* **What you will do**:
Would you output the listing exactly, with every image omitted?

(Data for processing)

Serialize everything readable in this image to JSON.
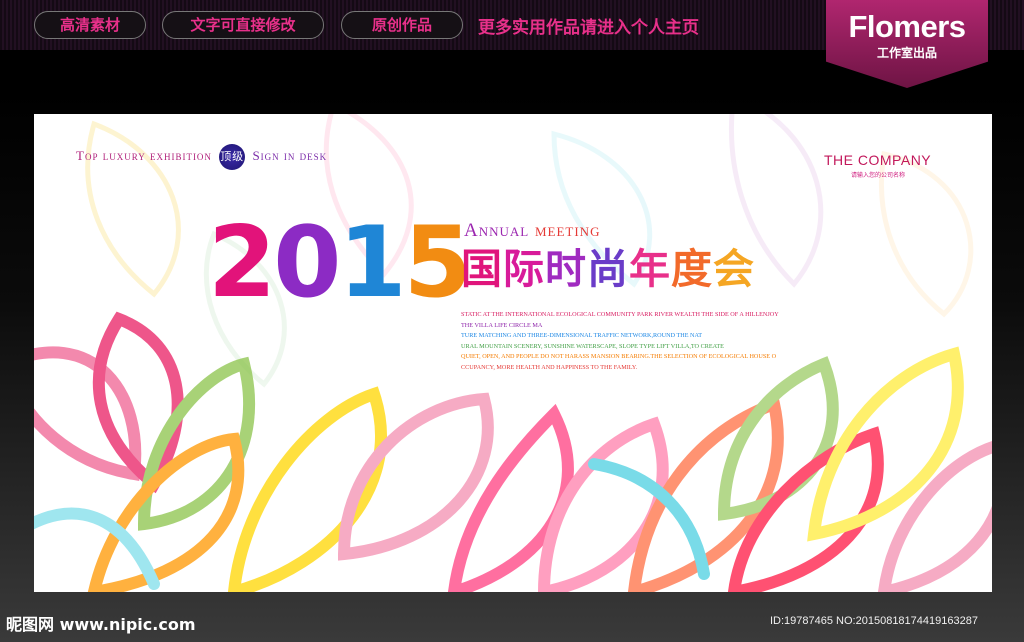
{
  "header": {
    "pills": [
      "高清素材",
      "文字可直接修改",
      "原创作品"
    ],
    "link": "更多实用作品请进入个人主页",
    "badge": {
      "title": "Flomers",
      "subtitle": "工作室出品"
    }
  },
  "poster": {
    "tagline_left": "Top luxury exhibition",
    "tagline_mid": "顶级",
    "tagline_right": "Sign in desk",
    "company": "THE COMPANY",
    "company_sub": "请输入您的公司名称",
    "year_digits": [
      "2",
      "0",
      "1",
      "5"
    ],
    "annual_part1": "Annual",
    "annual_part2": "meeting",
    "title_chars": [
      "国",
      "际",
      "时",
      "尚",
      "年",
      "度",
      "会"
    ],
    "paragraph": [
      "STATIC AT THE INTERNATIONAL ECOLOGICAL COMMUNITY PARK RIVER WEALTH THE SIDE OF A HILLENJOY",
      "THE VILLA LIFE CIRCLE MA",
      "TURE MATCHING AND THREE-DIMENSIONAL TRAFFIC NETWORK,ROUND THE NAT",
      "URAL MOUNTAIN SCENERY, SUNSHINE WATERSCAPE, SLOPE TYPE LIFT VILLA,TO CREATE",
      "QUIET, OPEN, AND PEOPLE DO NOT HARASS MANSION BEARING.THE SELECTION OF ECOLOGICAL HOUSE O",
      "CCUPANCY, MORE HEALTH AND HAPPINESS TO THE FAMILY."
    ]
  },
  "footer": {
    "logo_text": "昵图网 www.nipic.com",
    "id_text": "ID:19787465 NO:20150818174419163287"
  }
}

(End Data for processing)

* **Solution for this exercise**:
Serialize everything readable in this image to JSON.
{
  "header": {
    "pills": [
      "高清素材",
      "文字可直接修改",
      "原创作品"
    ],
    "link": "更多实用作品请进入个人主页",
    "badge": {
      "title": "Flomers",
      "subtitle": "工作室出品"
    }
  },
  "poster": {
    "tagline_left": "Top luxury exhibition",
    "tagline_mid": "顶级",
    "tagline_right": "Sign in desk",
    "company": "THE COMPANY",
    "company_sub": "请输入您的公司名称",
    "year_digits": [
      "2",
      "0",
      "1",
      "5"
    ],
    "annual_part1": "Annual",
    "annual_part2": "meeting",
    "title_chars": [
      "国",
      "际",
      "时",
      "尚",
      "年",
      "度",
      "会"
    ],
    "paragraph": [
      "STATIC AT THE INTERNATIONAL ECOLOGICAL COMMUNITY PARK RIVER WEALTH THE SIDE OF A HILLENJOY",
      "THE VILLA LIFE CIRCLE MA",
      "TURE MATCHING AND THREE-DIMENSIONAL TRAFFIC NETWORK,ROUND THE NAT",
      "URAL MOUNTAIN SCENERY, SUNSHINE WATERSCAPE, SLOPE TYPE LIFT VILLA,TO CREATE",
      "QUIET, OPEN, AND PEOPLE DO NOT HARASS MANSION BEARING.THE SELECTION OF ECOLOGICAL HOUSE O",
      "CCUPANCY, MORE HEALTH AND HAPPINESS TO THE FAMILY."
    ]
  },
  "footer": {
    "logo_text": "昵图网 www.nipic.com",
    "id_text": "ID:19787465 NO:20150818174419163287"
  }
}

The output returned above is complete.